Your instructions
Every record is to be duplicated exactly as it reads, without its images.

[Opening Recorded data section]

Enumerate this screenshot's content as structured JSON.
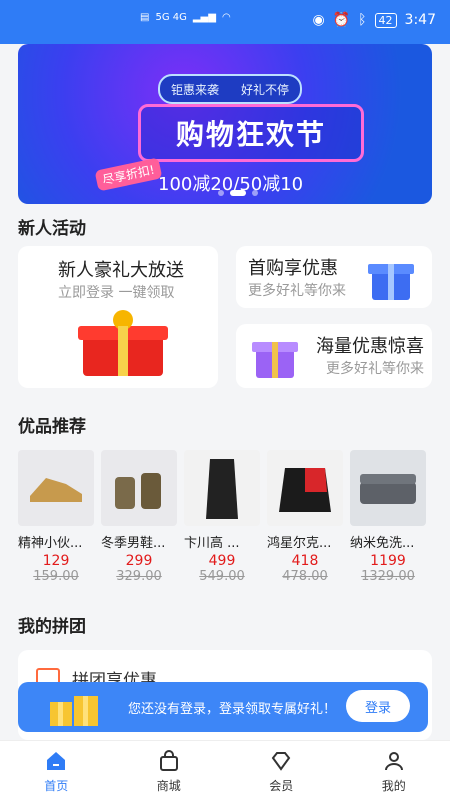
{
  "status_bar": {
    "signal_left": "HD 1\nHD 2",
    "network": "5G 4G",
    "battery": "42",
    "time": "3:47"
  },
  "banner": {
    "tag_left": "钜惠来袭",
    "tag_right": "好礼不停",
    "title": "购物狂欢节",
    "side": "尽享折扣!",
    "subtitle": "100减20/50减10"
  },
  "sections": {
    "new_user": "新人活动",
    "recommend": "优品推荐",
    "group": "我的拼团"
  },
  "new_user": {
    "gift_title": "新人豪礼大放送",
    "gift_sub": "立即登录 一键领取",
    "first_title": "首购享优惠",
    "first_sub": "更多好礼等你来",
    "mass_title": "海量优惠惊喜",
    "mass_sub": "更多好礼等你来"
  },
  "products": [
    {
      "name": "精神小伙...",
      "price": "129",
      "old": "159.00"
    },
    {
      "name": "冬季男鞋...",
      "price": "299",
      "old": "329.00"
    },
    {
      "name": "卞川高 ...",
      "price": "499",
      "old": "549.00"
    },
    {
      "name": "鸿星尔克...",
      "price": "418",
      "old": "478.00"
    },
    {
      "name": "纳米免洗...",
      "price": "1199",
      "old": "1329.00"
    }
  ],
  "group": {
    "title": "拼团享优惠"
  },
  "login_bar": {
    "message": "您还没有登录，登录领取专属好礼！",
    "button": "登录"
  },
  "tabs": [
    {
      "label": "首页"
    },
    {
      "label": "商城"
    },
    {
      "label": "会员"
    },
    {
      "label": "我的"
    }
  ],
  "colors": {
    "accent": "#2f7cf6",
    "price": "#e21b1b"
  }
}
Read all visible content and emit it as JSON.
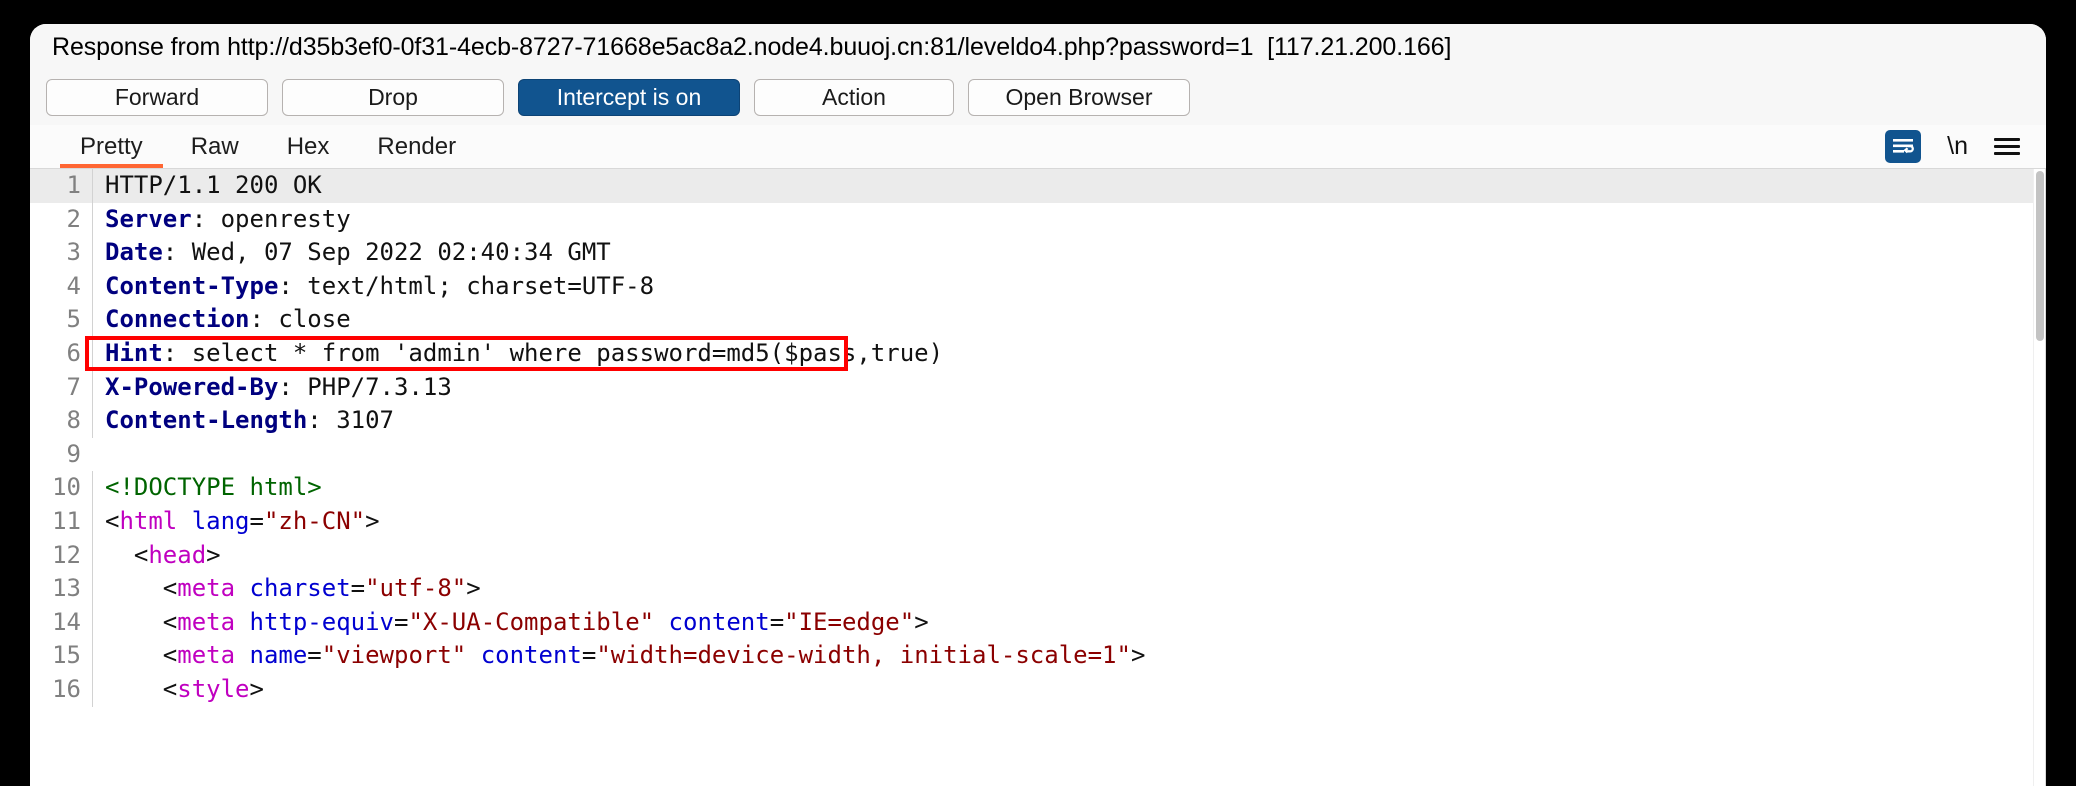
{
  "window": {
    "title": "Response from http://d35b3ef0-0f31-4ecb-8727-71668e5ac8a2.node4.buuoj.cn:81/leveldo4.php?password=1  [117.21.200.166]"
  },
  "toolbar": {
    "forward_label": "Forward",
    "drop_label": "Drop",
    "intercept_label": "Intercept is on",
    "action_label": "Action",
    "open_browser_label": "Open Browser",
    "primary_color": "#11548f"
  },
  "tabs": {
    "items": [
      {
        "label": "Pretty",
        "active": true
      },
      {
        "label": "Raw",
        "active": false
      },
      {
        "label": "Hex",
        "active": false
      },
      {
        "label": "Render",
        "active": false
      }
    ],
    "active_underline_color": "#ff6633",
    "tools": {
      "wrap_icon": "word-wrap-icon",
      "newline_label": "\\n",
      "menu_icon": "hamburger-menu-icon"
    }
  },
  "annotation": {
    "color": "#ff0000",
    "target_line": 6,
    "shape": "rectangle"
  },
  "code": {
    "lines": [
      {
        "n": "1",
        "highlight": true,
        "segments": [
          {
            "t": "HTTP/1.1 200 OK",
            "c": "val"
          }
        ]
      },
      {
        "n": "2",
        "highlight": false,
        "segments": [
          {
            "t": "Server",
            "c": "hdr"
          },
          {
            "t": ": openresty",
            "c": "val"
          }
        ]
      },
      {
        "n": "3",
        "highlight": false,
        "segments": [
          {
            "t": "Date",
            "c": "hdr"
          },
          {
            "t": ": Wed, 07 Sep 2022 02:40:34 GMT",
            "c": "val"
          }
        ]
      },
      {
        "n": "4",
        "highlight": false,
        "segments": [
          {
            "t": "Content-Type",
            "c": "hdr"
          },
          {
            "t": ": text/html; charset=UTF-8",
            "c": "val"
          }
        ]
      },
      {
        "n": "5",
        "highlight": false,
        "segments": [
          {
            "t": "Connection",
            "c": "hdr"
          },
          {
            "t": ": close",
            "c": "val"
          }
        ]
      },
      {
        "n": "6",
        "highlight": false,
        "segments": [
          {
            "t": "Hint",
            "c": "hdr"
          },
          {
            "t": ": select * from 'admin' where password=md5($pass,true)",
            "c": "val"
          }
        ]
      },
      {
        "n": "7",
        "highlight": false,
        "segments": [
          {
            "t": "X-Powered-By",
            "c": "hdr"
          },
          {
            "t": ": PHP/7.3.13",
            "c": "val"
          }
        ]
      },
      {
        "n": "8",
        "highlight": false,
        "segments": [
          {
            "t": "Content-Length",
            "c": "hdr"
          },
          {
            "t": ": 3107",
            "c": "val"
          }
        ]
      },
      {
        "n": "9",
        "highlight": false,
        "segments": [
          {
            "t": "",
            "c": "val"
          }
        ]
      },
      {
        "n": "10",
        "highlight": false,
        "segments": [
          {
            "t": "<!DOCTYPE html>",
            "c": "doct"
          }
        ]
      },
      {
        "n": "11",
        "highlight": false,
        "segments": [
          {
            "t": "<",
            "c": "punc"
          },
          {
            "t": "html",
            "c": "tag"
          },
          {
            "t": " ",
            "c": "punc"
          },
          {
            "t": "lang",
            "c": "attr"
          },
          {
            "t": "=",
            "c": "punc"
          },
          {
            "t": "\"zh-CN\"",
            "c": "str"
          },
          {
            "t": ">",
            "c": "punc"
          }
        ]
      },
      {
        "n": "12",
        "highlight": false,
        "segments": [
          {
            "t": "  <",
            "c": "punc"
          },
          {
            "t": "head",
            "c": "tag"
          },
          {
            "t": ">",
            "c": "punc"
          }
        ]
      },
      {
        "n": "13",
        "highlight": false,
        "segments": [
          {
            "t": "    <",
            "c": "punc"
          },
          {
            "t": "meta",
            "c": "tag"
          },
          {
            "t": " ",
            "c": "punc"
          },
          {
            "t": "charset",
            "c": "attr"
          },
          {
            "t": "=",
            "c": "punc"
          },
          {
            "t": "\"utf-8\"",
            "c": "str"
          },
          {
            "t": ">",
            "c": "punc"
          }
        ]
      },
      {
        "n": "14",
        "highlight": false,
        "segments": [
          {
            "t": "    <",
            "c": "punc"
          },
          {
            "t": "meta",
            "c": "tag"
          },
          {
            "t": " ",
            "c": "punc"
          },
          {
            "t": "http-equiv",
            "c": "attr"
          },
          {
            "t": "=",
            "c": "punc"
          },
          {
            "t": "\"X-UA-Compatible\"",
            "c": "str"
          },
          {
            "t": " ",
            "c": "punc"
          },
          {
            "t": "content",
            "c": "attr"
          },
          {
            "t": "=",
            "c": "punc"
          },
          {
            "t": "\"IE=edge\"",
            "c": "str"
          },
          {
            "t": ">",
            "c": "punc"
          }
        ]
      },
      {
        "n": "15",
        "highlight": false,
        "segments": [
          {
            "t": "    <",
            "c": "punc"
          },
          {
            "t": "meta",
            "c": "tag"
          },
          {
            "t": " ",
            "c": "punc"
          },
          {
            "t": "name",
            "c": "attr"
          },
          {
            "t": "=",
            "c": "punc"
          },
          {
            "t": "\"viewport\"",
            "c": "str"
          },
          {
            "t": " ",
            "c": "punc"
          },
          {
            "t": "content",
            "c": "attr"
          },
          {
            "t": "=",
            "c": "punc"
          },
          {
            "t": "\"width=device-width, initial-scale=1\"",
            "c": "str"
          },
          {
            "t": ">",
            "c": "punc"
          }
        ]
      },
      {
        "n": "16",
        "highlight": false,
        "segments": [
          {
            "t": "    <",
            "c": "punc"
          },
          {
            "t": "style",
            "c": "tag"
          },
          {
            "t": ">",
            "c": "punc"
          }
        ]
      }
    ]
  }
}
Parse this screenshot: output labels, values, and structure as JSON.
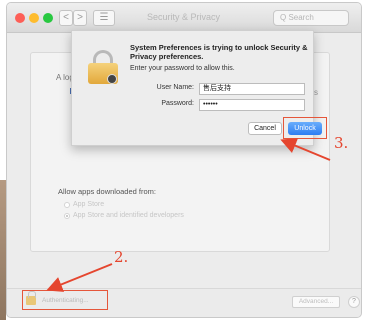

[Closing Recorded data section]

Your solution
Enumerate this screenshot's content as structured JSON.
{
  "status_bar": {
    "signal_left": "HD 1\nHD 2",
    "network": "5G 4G",
    "battery": "42",
    "time": "3:47"
  },
  "banner": {
    "tag_left": "钜惠来袭",
    "tag_right": "好礼不停",
    "title": "购物狂欢节",
    "side": "尽享折扣!",
    "subtitle": "100减20/50减10"
  },
  "sections": {
    "new_user": "新人活动",
    "recommend": "优品推荐",
    "group": "我的拼团"
  },
  "new_user": {
    "gift_title": "新人豪礼大放送",
    "gift_sub": "立即登录 一键领取",
    "first_title": "首购享优惠",
    "first_sub": "更多好礼等你来",
    "mass_title": "海量优惠惊喜",
    "mass_sub": "更多好礼等你来"
  },
  "products": [
    {
      "name": "精神小伙...",
      "price": "129",
      "old": "159.00"
    },
    {
      "name": "冬季男鞋...",
      "price": "299",
      "old": "329.00"
    },
    {
      "name": "卞川高 ...",
      "price": "499",
      "old": "549.00"
    },
    {
      "name": "鸿星尔克...",
      "price": "418",
      "old": "478.00"
    },
    {
      "name": "纳米免洗...",
      "price": "1199",
      "old": "1329.00"
    }
  ],
  "group": {
    "title": "拼团享优惠"
  },
  "login_bar": {
    "message": "您还没有登录，登录领取专属好礼！",
    "button": "登录"
  },
  "tabs": [
    {
      "label": "首页"
    },
    {
      "label": "商城"
    },
    {
      "label": "会员"
    },
    {
      "label": "我的"
    }
  ],
  "colors": {
    "accent": "#2f7cf6",
    "price": "#e21b1b"
  }
}
Read all visible content and emit it as JSON.
{
  "window": {
    "title": "Response from http://d35b3ef0-0f31-4ecb-8727-71668e5ac8a2.node4.buuoj.cn:81/leveldo4.php?password=1  [117.21.200.166]"
  },
  "toolbar": {
    "forward_label": "Forward",
    "drop_label": "Drop",
    "intercept_label": "Intercept is on",
    "action_label": "Action",
    "open_browser_label": "Open Browser",
    "primary_color": "#11548f"
  },
  "tabs": {
    "items": [
      {
        "label": "Pretty",
        "active": true
      },
      {
        "label": "Raw",
        "active": false
      },
      {
        "label": "Hex",
        "active": false
      },
      {
        "label": "Render",
        "active": false
      }
    ],
    "active_underline_color": "#ff6633",
    "tools": {
      "wrap_icon": "word-wrap-icon",
      "newline_label": "\\n",
      "menu_icon": "hamburger-menu-icon"
    }
  },
  "annotation": {
    "color": "#ff0000",
    "target_line": 6,
    "shape": "rectangle"
  },
  "code": {
    "lines": [
      {
        "n": "1",
        "highlight": true,
        "segments": [
          {
            "t": "HTTP/1.1 200 OK",
            "c": "val"
          }
        ]
      },
      {
        "n": "2",
        "highlight": false,
        "segments": [
          {
            "t": "Server",
            "c": "hdr"
          },
          {
            "t": ": openresty",
            "c": "val"
          }
        ]
      },
      {
        "n": "3",
        "highlight": false,
        "segments": [
          {
            "t": "Date",
            "c": "hdr"
          },
          {
            "t": ": Wed, 07 Sep 2022 02:40:34 GMT",
            "c": "val"
          }
        ]
      },
      {
        "n": "4",
        "highlight": false,
        "segments": [
          {
            "t": "Content-Type",
            "c": "hdr"
          },
          {
            "t": ": text/html; charset=UTF-8",
            "c": "val"
          }
        ]
      },
      {
        "n": "5",
        "highlight": false,
        "segments": [
          {
            "t": "Connection",
            "c": "hdr"
          },
          {
            "t": ": close",
            "c": "val"
          }
        ]
      },
      {
        "n": "6",
        "highlight": false,
        "segments": [
          {
            "t": "Hint",
            "c": "hdr"
          },
          {
            "t": ": select * from 'admin' where password=md5($pass,true)",
            "c": "val"
          }
        ]
      },
      {
        "n": "7",
        "highlight": false,
        "segments": [
          {
            "t": "X-Powered-By",
            "c": "hdr"
          },
          {
            "t": ": PHP/7.3.13",
            "c": "val"
          }
        ]
      },
      {
        "n": "8",
        "highlight": false,
        "segments": [
          {
            "t": "Content-Length",
            "c": "hdr"
          },
          {
            "t": ": 3107",
            "c": "val"
          }
        ]
      },
      {
        "n": "9",
        "highlight": false,
        "segments": [
          {
            "t": "",
            "c": "val"
          }
        ]
      },
      {
        "n": "10",
        "highlight": false,
        "segments": [
          {
            "t": "<!DOCTYPE html>",
            "c": "doct"
          }
        ]
      },
      {
        "n": "11",
        "highlight": false,
        "segments": [
          {
            "t": "<",
            "c": "punc"
          },
          {
            "t": "html",
            "c": "tag"
          },
          {
            "t": " ",
            "c": "punc"
          },
          {
            "t": "lang",
            "c": "attr"
          },
          {
            "t": "=",
            "c": "punc"
          },
          {
            "t": "\"zh-CN\"",
            "c": "str"
          },
          {
            "t": ">",
            "c": "punc"
          }
        ]
      },
      {
        "n": "12",
        "highlight": false,
        "segments": [
          {
            "t": "  <",
            "c": "punc"
          },
          {
            "t": "head",
            "c": "tag"
          },
          {
            "t": ">",
            "c": "punc"
          }
        ]
      },
      {
        "n": "13",
        "highlight": false,
        "segments": [
          {
            "t": "    <",
            "c": "punc"
          },
          {
            "t": "meta",
            "c": "tag"
          },
          {
            "t": " ",
            "c": "punc"
          },
          {
            "t": "charset",
            "c": "attr"
          },
          {
            "t": "=",
            "c": "punc"
          },
          {
            "t": "\"utf-8\"",
            "c": "str"
          },
          {
            "t": ">",
            "c": "punc"
          }
        ]
      },
      {
        "n": "14",
        "highlight": false,
        "segments": [
          {
            "t": "    <",
            "c": "punc"
          },
          {
            "t": "meta",
            "c": "tag"
          },
          {
            "t": " ",
            "c": "punc"
          },
          {
            "t": "http-equiv",
            "c": "attr"
          },
          {
            "t": "=",
            "c": "punc"
          },
          {
            "t": "\"X-UA-Compatible\"",
            "c": "str"
          },
          {
            "t": " ",
            "c": "punc"
          },
          {
            "t": "content",
            "c": "attr"
          },
          {
            "t": "=",
            "c": "punc"
          },
          {
            "t": "\"IE=edge\"",
            "c": "str"
          },
          {
            "t": ">",
            "c": "punc"
          }
        ]
      },
      {
        "n": "15",
        "highlight": false,
        "segments": [
          {
            "t": "    <",
            "c": "punc"
          },
          {
            "t": "meta",
            "c": "tag"
          },
          {
            "t": " ",
            "c": "punc"
          },
          {
            "t": "name",
            "c": "attr"
          },
          {
            "t": "=",
            "c": "punc"
          },
          {
            "t": "\"viewport\"",
            "c": "str"
          },
          {
            "t": " ",
            "c": "punc"
          },
          {
            "t": "content",
            "c": "attr"
          },
          {
            "t": "=",
            "c": "punc"
          },
          {
            "t": "\"width=device-width, initial-scale=1\"",
            "c": "str"
          },
          {
            "t": ">",
            "c": "punc"
          }
        ]
      },
      {
        "n": "16",
        "highlight": false,
        "segments": [
          {
            "t": "    <",
            "c": "punc"
          },
          {
            "t": "style",
            "c": "tag"
          },
          {
            "t": ">",
            "c": "punc"
          }
        ]
      }
    ]
  }
}
Parse this screenshot: output labels, values, and structure as JSON.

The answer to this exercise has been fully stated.